It started off as a fine adventure, riding downtown and snubbing the bike lanes on 2nd Avenue that seem like an accident waiting to happen. I took a car lane, flew through downtown faster than bikes, buses and cars, green lights all the way to Royal Brougham at the Link Light Rail's Stadium Station. Just say "light rail" or "train" – it's easier. OK, so I was tired and I wanted a break, a little bump to get me up to Beacon Hill. Some might call it cheating; I call it an adventure.

in the wilderness of the Duwamish
Just a couple of stops and a few minutes later, I emerged into the tube-like, futuristic station at Beacon Hill where the only way out is via the elevator. From there, I followed the signed bike route to Georgetown. I was dubious as I merged onto 15th Ave with cars exiting from I-5, but there was a wide shoulder and in a block, I turned to a quiet street and rolled down toward Lucille Street and on into Georgetown, finding bike parking right in front of All City Coffee.

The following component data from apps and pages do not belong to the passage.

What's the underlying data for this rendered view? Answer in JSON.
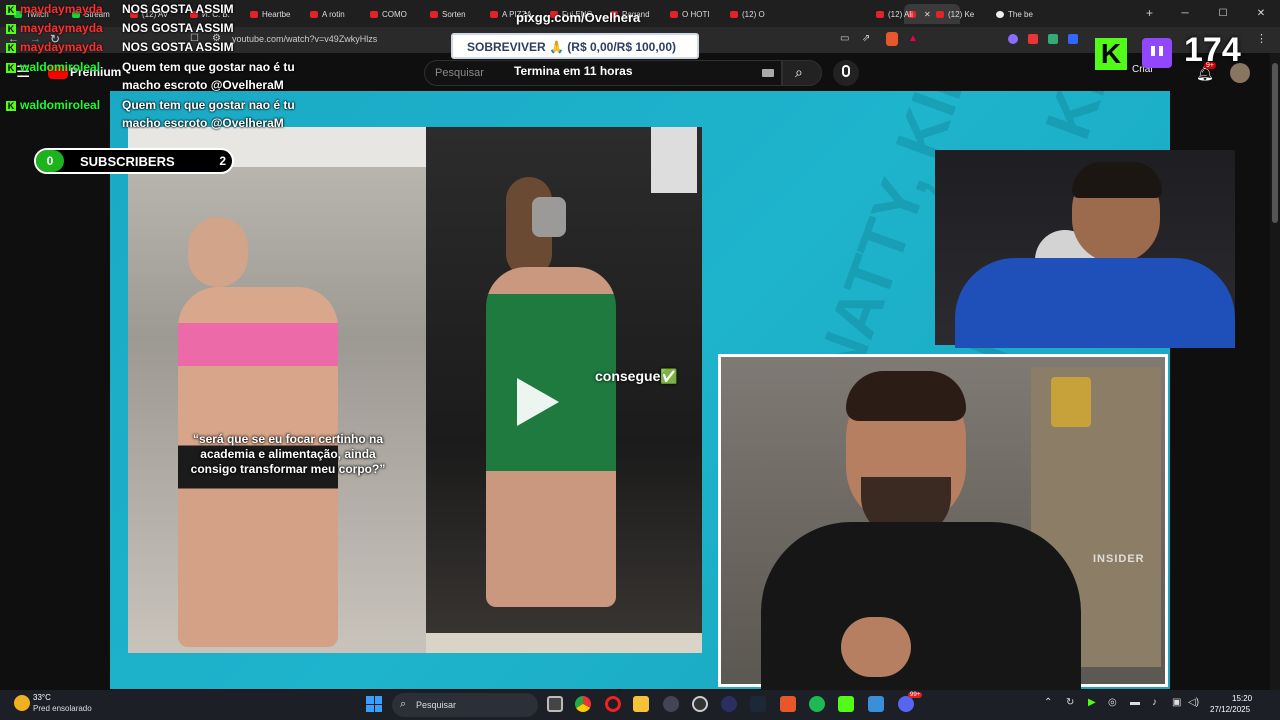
{
  "browser": {
    "tabs": [
      {
        "label": "Twitch",
        "favicon": "kick-icon"
      },
      {
        "label": "Stream",
        "favicon": "kick-icon"
      },
      {
        "label": "(12) AV",
        "favicon": "youtube-icon"
      },
      {
        "label": "И. С. Б.",
        "favicon": "youtube-icon"
      },
      {
        "label": "Heartbe",
        "favicon": "youtube-icon"
      },
      {
        "label": "A rotin",
        "favicon": "youtube-icon"
      },
      {
        "label": "COMO",
        "favicon": "youtube-icon"
      },
      {
        "label": "Sorten",
        "favicon": "youtube-icon"
      },
      {
        "label": "A PIZZA",
        "favicon": "youtube-icon"
      },
      {
        "label": "Fui ENG",
        "favicon": "youtube-icon"
      },
      {
        "label": "Pagand",
        "favicon": "youtube-icon"
      },
      {
        "label": "O HOTI",
        "favicon": "youtube-icon"
      },
      {
        "label": "(12) O",
        "favicon": "youtube-icon"
      },
      {
        "label": "",
        "favicon": "youtube-icon",
        "active": true
      },
      {
        "label": "(12) Ali",
        "favicon": "youtube-icon"
      },
      {
        "label": "(12) Ke",
        "favicon": "youtube-icon"
      },
      {
        "label": "The be",
        "favicon": "white-icon"
      }
    ],
    "url": "youtube.com/watch?v=v49ZwkyHlzs"
  },
  "youtube": {
    "logo_label": "Premium",
    "search_placeholder": "Pesquisar",
    "create_label": "Criar",
    "notification_count": "9+"
  },
  "overlay": {
    "pix_domain": "pixgg.com/Ovelhera",
    "goal_label": "SOBREVIVER 🙏 (R$ 0,00/R$ 100,00)",
    "goal_sub": "Termina em 11 horas",
    "subs_left": "0",
    "subs_label": "SUBSCRIBERS",
    "subs_right": "2",
    "viewer_count": "174"
  },
  "chat": [
    {
      "user": "maydaymayda",
      "message": "NOS GOSTA ASSIM",
      "user_color": "red"
    },
    {
      "user": "maydaymayda",
      "message": "NOS GOSTA ASSIM",
      "user_color": "red"
    },
    {
      "user": "maydaymayda",
      "message": "NOS GOSTA ASSIM",
      "user_color": "red"
    },
    {
      "user": "waldomiroleal",
      "message": "Quem tem que gostar nao é tu",
      "message2": "macho escroto @OvelheraM",
      "user_color": "green"
    },
    {
      "user": "waldomiroleal",
      "message": "Quem tem que gostar nao é tu",
      "message2": "macho escroto @OvelheraM",
      "user_color": "green"
    }
  ],
  "video": {
    "caption_left": "“será que se eu focar certinho na academia e alimentação, ainda consigo transformar meu corpo?”",
    "caption_right": "consegue✅",
    "shorts_text": "INSIDER"
  },
  "taskbar": {
    "weather_temp": "33°C",
    "weather_desc": "Pred ensolarado",
    "search_placeholder": "Pesquisar",
    "time": "15:20",
    "date": "27/12/2025",
    "discord_badge": "99+"
  }
}
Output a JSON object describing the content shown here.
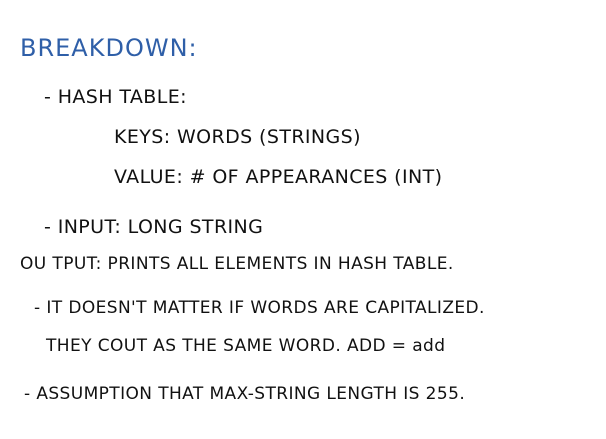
{
  "colors": {
    "ink": "#111111",
    "title_ink": "#2f5fa8",
    "paper": "#ffffff"
  },
  "notes": {
    "title": "BREAKDOWN:",
    "lines": [
      "- HASH TABLE:",
      "KEYS: WORDS (STRINGS)",
      "VALUE: # OF APPEARANCES (INT)",
      "- INPUT: LONG STRING",
      "OU TPUT: PRINTS ALL ELEMENTS IN HASH TABLE.",
      "- IT DOESN'T MATTER IF WORDS ARE CAPITALIZED.",
      "THEY COUT AS THE SAME WORD. ADD = add",
      "- ASSUMPTION THAT MAX-STRING LENGTH IS 255."
    ]
  }
}
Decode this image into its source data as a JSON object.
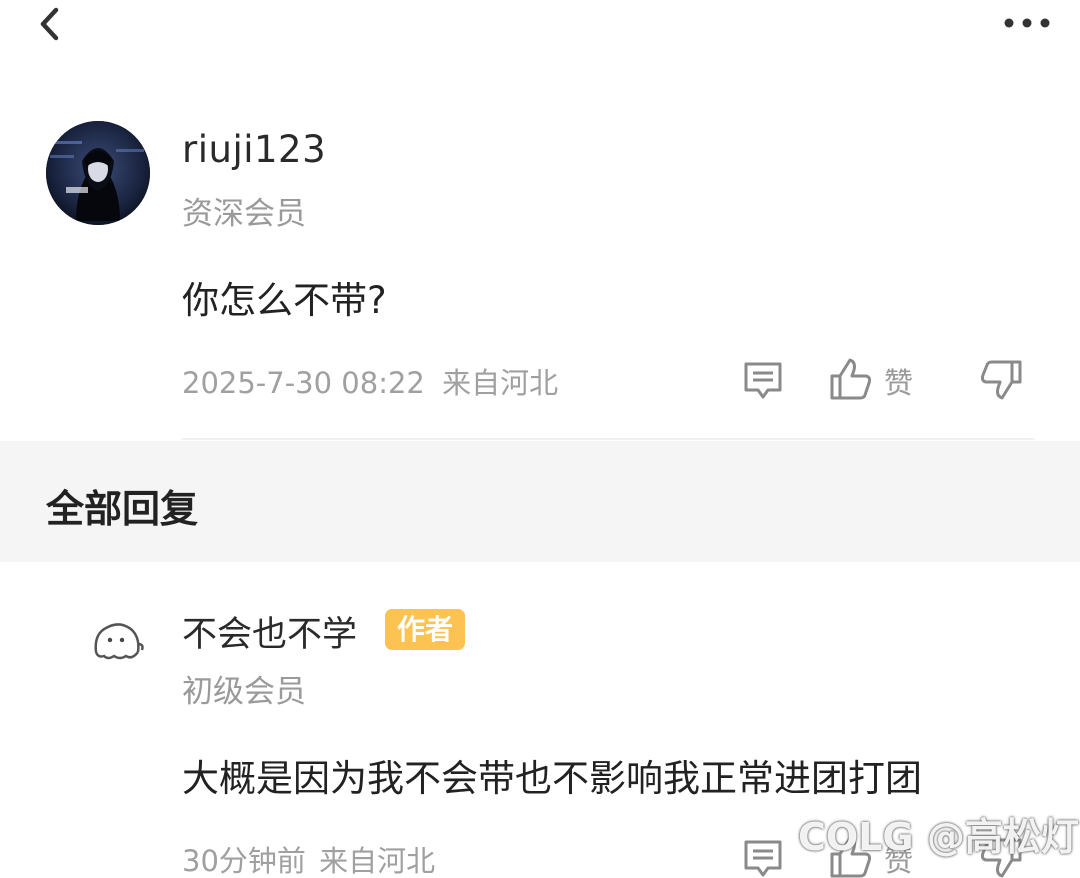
{
  "header": {
    "back_icon": "chevron-left-icon",
    "more_icon": "more-horizontal-icon"
  },
  "post": {
    "username": "riuji123",
    "level": "资深会员",
    "content": "你怎么不带?",
    "timestamp": "2025-7-30 08:22",
    "location": "来自河北",
    "like_label": "赞"
  },
  "replies_section": {
    "title": "全部回复"
  },
  "reply": {
    "username": "不会也不学",
    "badge": "作者",
    "level": "初级会员",
    "content": "大概是因为我不会带也不影响我正常进团打团",
    "timestamp": "30分钟前",
    "location": "来自河北",
    "like_label": "赞"
  },
  "watermark": "COLG @高松灯",
  "colors": {
    "badge": "#fcc353",
    "muted_text": "#9a9a9a",
    "section_bg": "#f5f5f5"
  }
}
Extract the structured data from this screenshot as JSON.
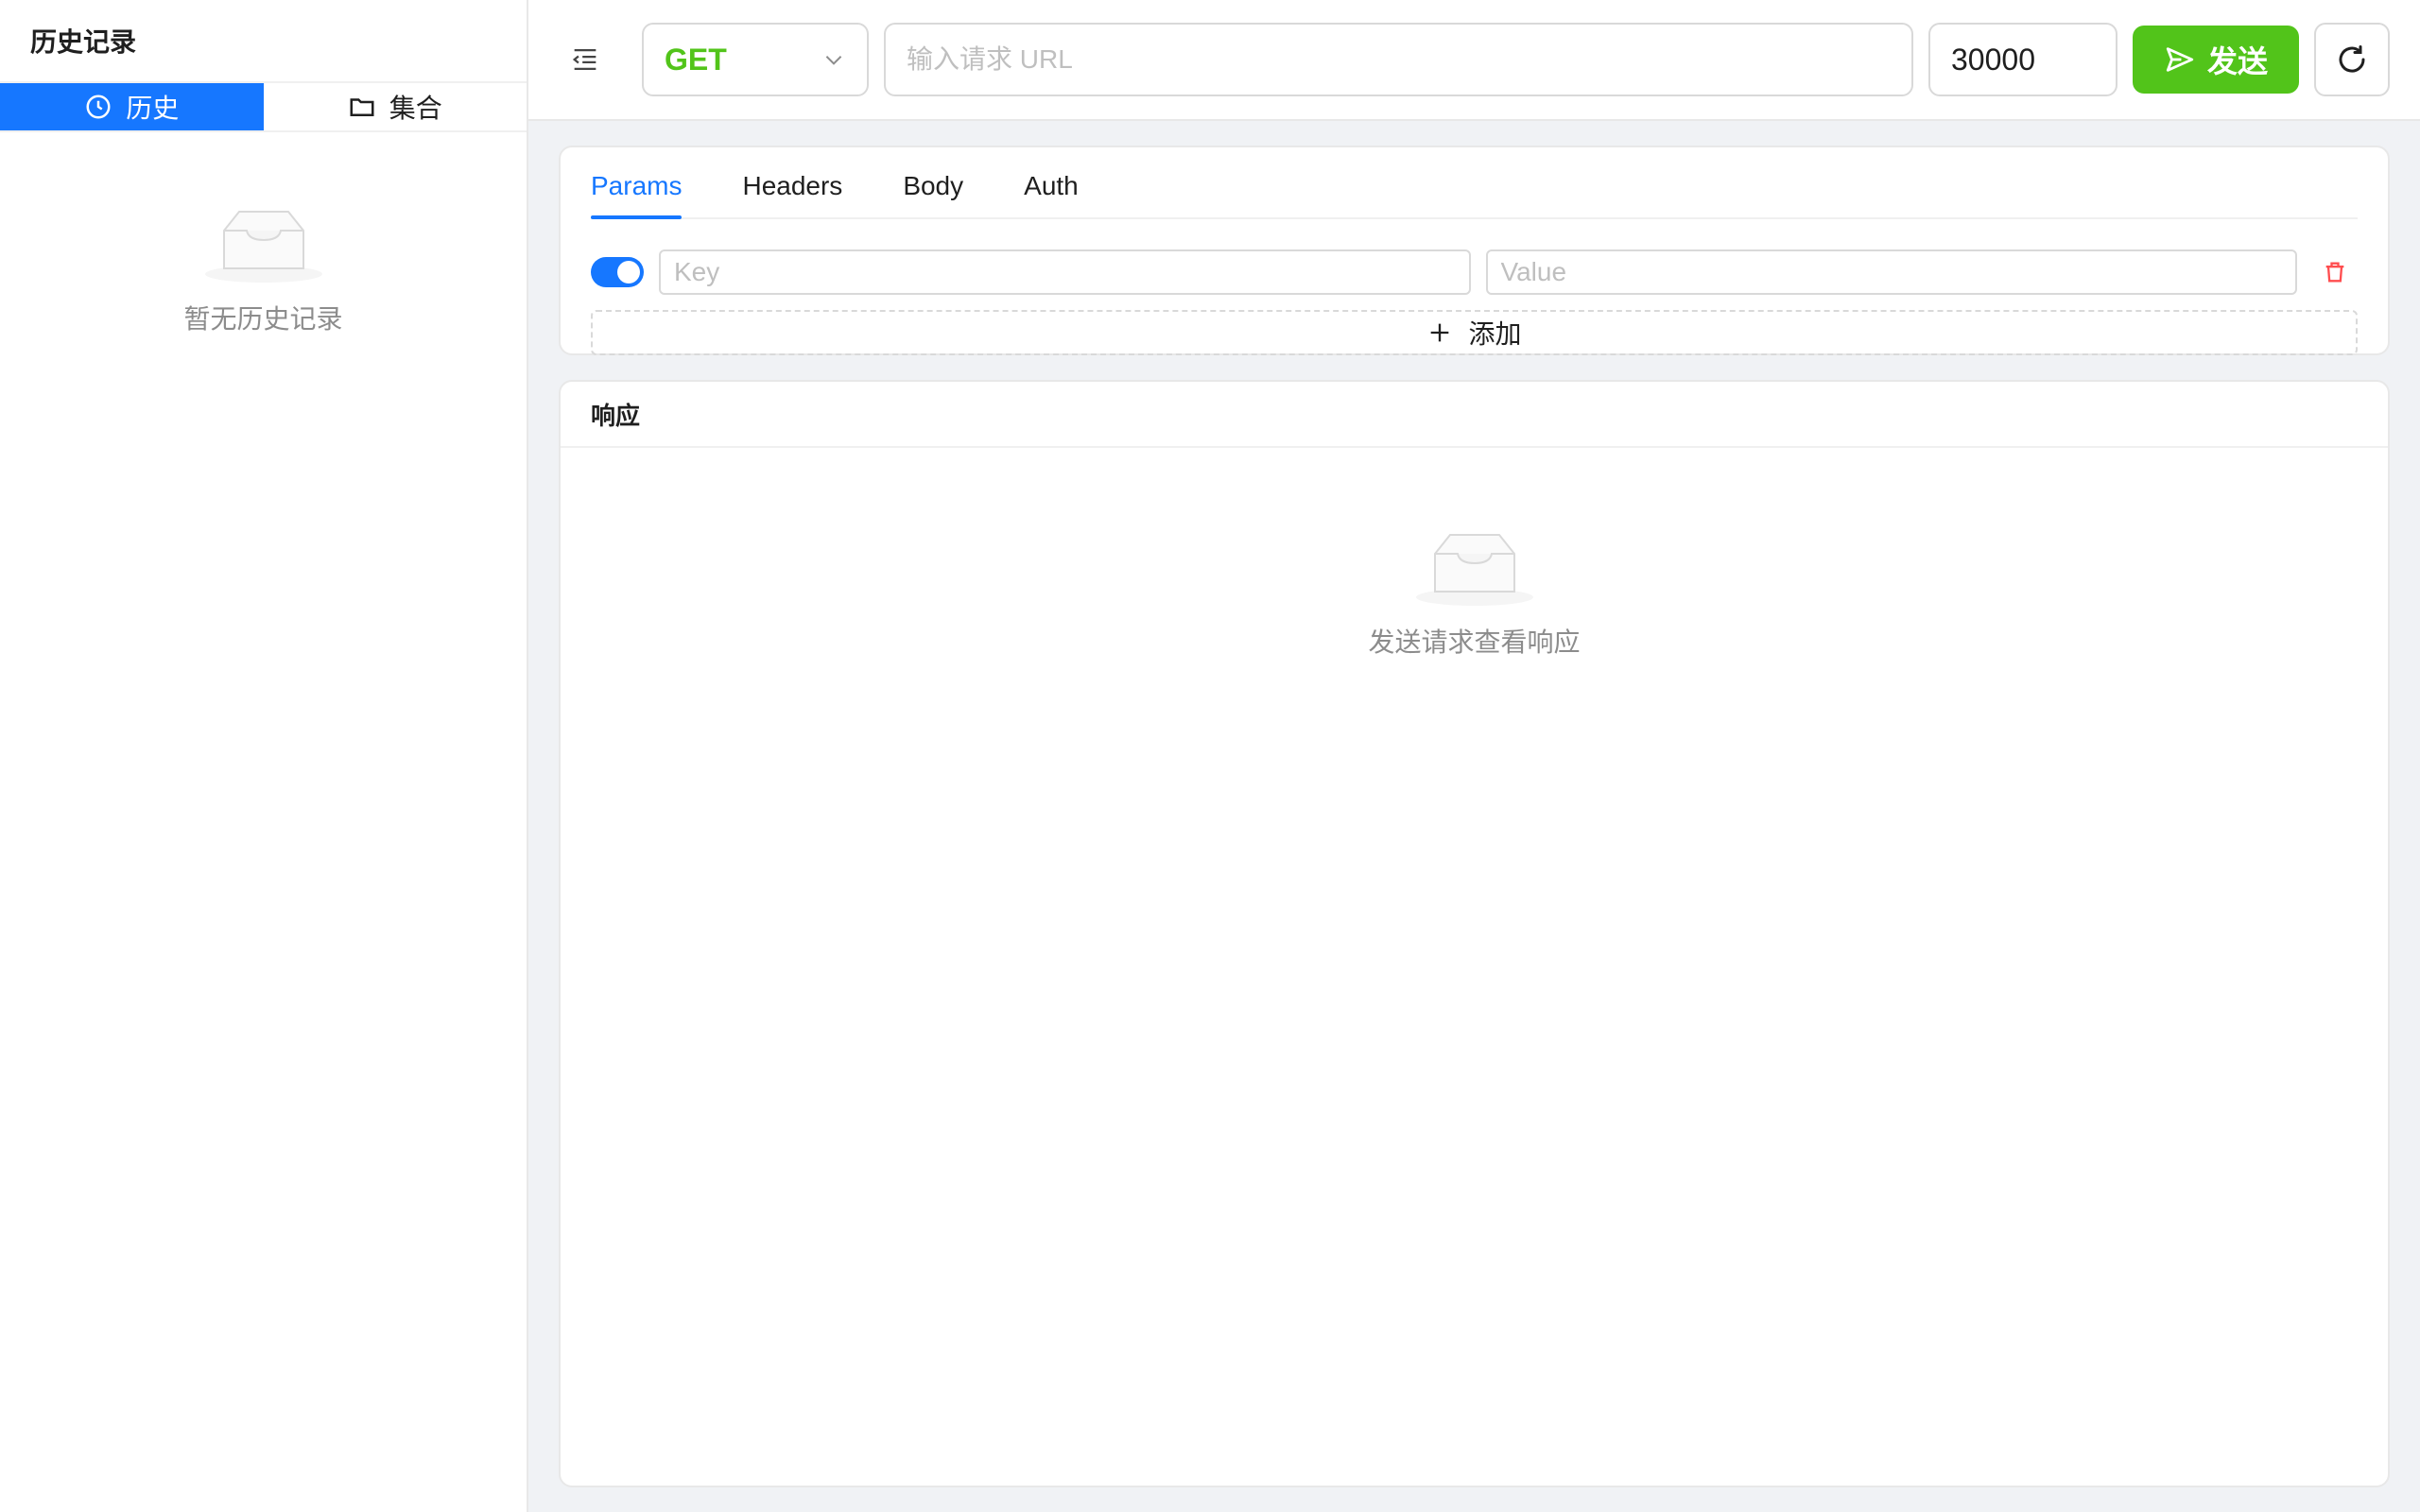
{
  "sidebar": {
    "title": "历史记录",
    "tabs": [
      {
        "label": "历史",
        "icon": "clock-icon",
        "active": true
      },
      {
        "label": "集合",
        "icon": "folder-icon",
        "active": false
      }
    ],
    "empty_text": "暂无历史记录"
  },
  "toolbar": {
    "method": "GET",
    "url_placeholder": "输入请求 URL",
    "url_value": "",
    "timeout_value": "30000",
    "send_label": "发送"
  },
  "request": {
    "tabs": [
      {
        "label": "Params",
        "active": true
      },
      {
        "label": "Headers",
        "active": false
      },
      {
        "label": "Body",
        "active": false
      },
      {
        "label": "Auth",
        "active": false
      }
    ],
    "params": [
      {
        "enabled": true,
        "key_placeholder": "Key",
        "value_placeholder": "Value"
      }
    ],
    "add_label": "添加"
  },
  "response": {
    "title": "响应",
    "empty_text": "发送请求查看响应"
  },
  "colors": {
    "primary": "#1677ff",
    "success": "#52c41a",
    "danger": "#ff4d4f"
  }
}
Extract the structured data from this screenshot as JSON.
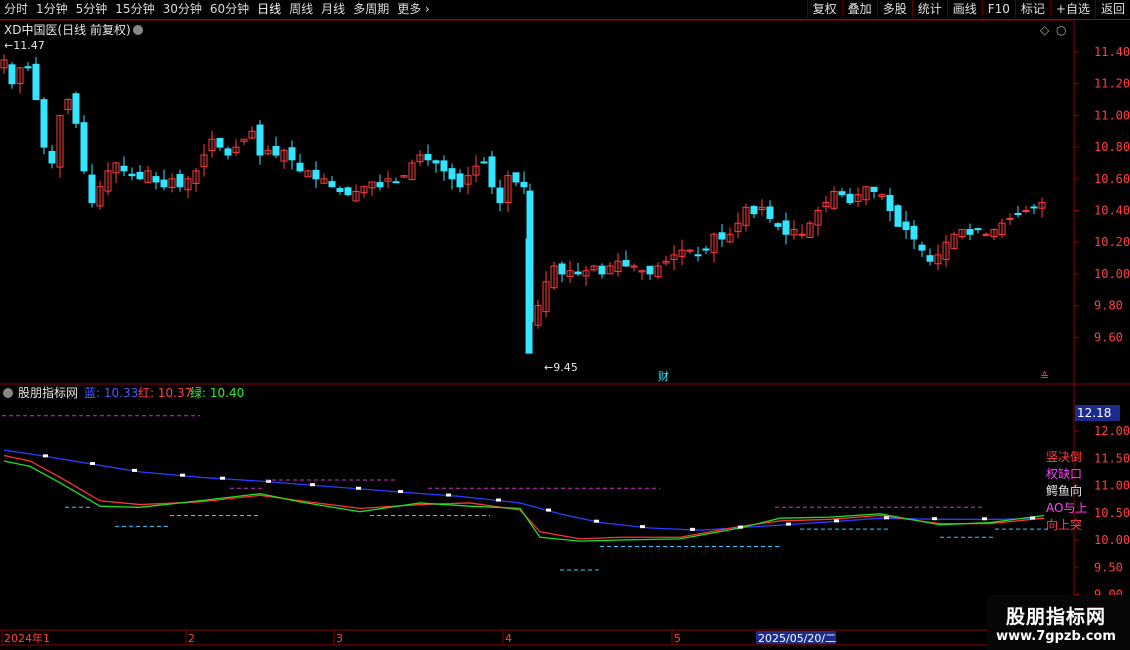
{
  "toolbar": {
    "tabs": [
      "分时",
      "1分钟",
      "5分钟",
      "15分钟",
      "30分钟",
      "60分钟",
      "日线",
      "周线",
      "月线",
      "多周期",
      "更多"
    ],
    "active_tab": "日线",
    "right_buttons": [
      "复权",
      "叠加",
      "多股",
      "统计",
      "画线",
      "F10",
      "标记",
      "+自选",
      "返回"
    ]
  },
  "main_panel": {
    "title": "XD中国医(日线 前复权)",
    "price_axis": [
      "11.40",
      "11.20",
      "11.00",
      "10.80",
      "10.60",
      "10.40",
      "10.20",
      "10.00",
      "9.80",
      "9.60"
    ],
    "high_label": "11.47",
    "low_label": "9.45",
    "finance_marker": "财",
    "s_marker": "S"
  },
  "indicator_panel": {
    "name": "股朋指标网",
    "blue_label": "蓝:",
    "blue_value": "10.33",
    "red_label": "红:",
    "red_value": "10.37",
    "green_label": "绿:",
    "green_value": "10.40",
    "axis": [
      "12.00",
      "11.50",
      "11.00",
      "10.50",
      "10.00",
      "9.50",
      "9.00"
    ],
    "current_value": "12.18",
    "right_notes": [
      "竖决倒",
      "权缺口",
      "鳄鱼向",
      "AO与上",
      "向上突"
    ]
  },
  "date_axis": {
    "labels": [
      "2024年1",
      "2",
      "3",
      "4",
      "5"
    ],
    "highlight": "2025/05/20/二"
  },
  "watermark": {
    "title": "股朋指标网",
    "url": "www.7gpzb.com"
  },
  "colors": {
    "up": "#ff3b3b",
    "down": "#33e5ff",
    "blue_line": "#2a3cff",
    "red_line": "#ff3333",
    "green_line": "#22dd22",
    "grid": "#8b0000"
  }
}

the industry of the Duwamish
My fellow coffee drinkers from the Seattle Coffee Club all groaned about finding parking and the fact that there was a 2-hour limit. When I motioned toward my bike, one woman expressed an interest in riding, but only if she could be mostly on the trails. She could have ridden there on all flat trails, as I would demonstrate on my way home. After a latte at All City and lunch across the street at Hitchcock Deli (their other location is Bainbridge Island), I was off on my second half of the day's adventure.

along the waterfront trail
I stopped a bunch of times to wait for bridge decks to open, to take photos, enjoy the view, try to find a bathroom, find a bathroom and walk my bike across the Ballard Locks. By then, I was wiped out, out of water and out of snacks, only a credit card left for payment. So I didn't stop; I kept plugging away uphill from Ballard to get home and eat and drink and take a nap. It was not a pretty sight. So much for my fine adventure.

Distance ridden: 27 (28.5 minus the light rail trip)

All City Coffee
1205 Vale St

Saturday, October 17, 2015

Coffeeneuring #3: Cafe Lulu

Cafe Lulu in tile
I suppose you could say it started out as an errandonnee. I needed a few things from Trader Joe's… bananas, bars, bathroom tissue (that's what proper people call toilet paper). I had a taste of their coffee of the day and had to have more of that taste. I picked up some crackers which can't be found anywhere else – raisin and rosemary, fig and oh, who cares, it's figs. Then, some white bean and basil hummus to go with the crackers and frozen mango to make smoothies with. I packed it up in my awesome Detours bike bag and though it was bursting at the zipper, I was still able to close it.
soy latte and chocolate coconut bar

On the way back from TJ's, I turned to 65th Street and then Latona. Next to the Latona Pub is Cafe Lulu. The bike parking is outside the pub because it's more essential to bike after drinking beer than after drinking coffee, I guess. I ordered a Soy Latte and a chocolate coconut bar (the same ones I get at Pioneer Coffee in North Bend when going hiking) from the friendly barista in the small cafe and took a seat by the window. Outside, across Latona was a restaurant I had heard mention on, The Butcher and the Baker, but didn't know where it was. A quick search told me that it's an excellent spot for brunch – I am filing that tidbit away somewhere.
It's in the bag!

After quaffing my coffee, I quickly packed up to head home for the sake of my frozen fruit.

Distance ridden: 5.5 miles

Cafe Lulu
6417 Latona Ave NE